## [What you need to do]
Every entry below should be copied exactly, minus the pictures.
*** Source data ***
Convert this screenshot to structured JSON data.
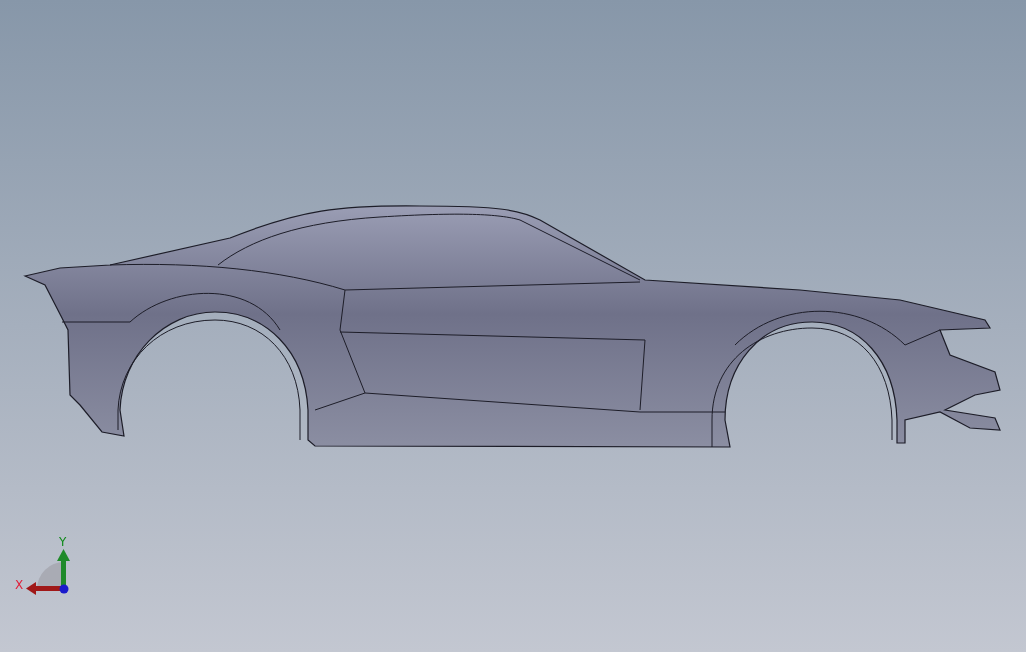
{
  "viewport": {
    "triad": {
      "x_label": "X",
      "y_label": "Y"
    }
  }
}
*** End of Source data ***
## [Exercise output]
Convert this screenshot to structured JSON data.
{
  "viewport": {
    "triad": {
      "x_label": "X",
      "y_label": "Y"
    }
  }
}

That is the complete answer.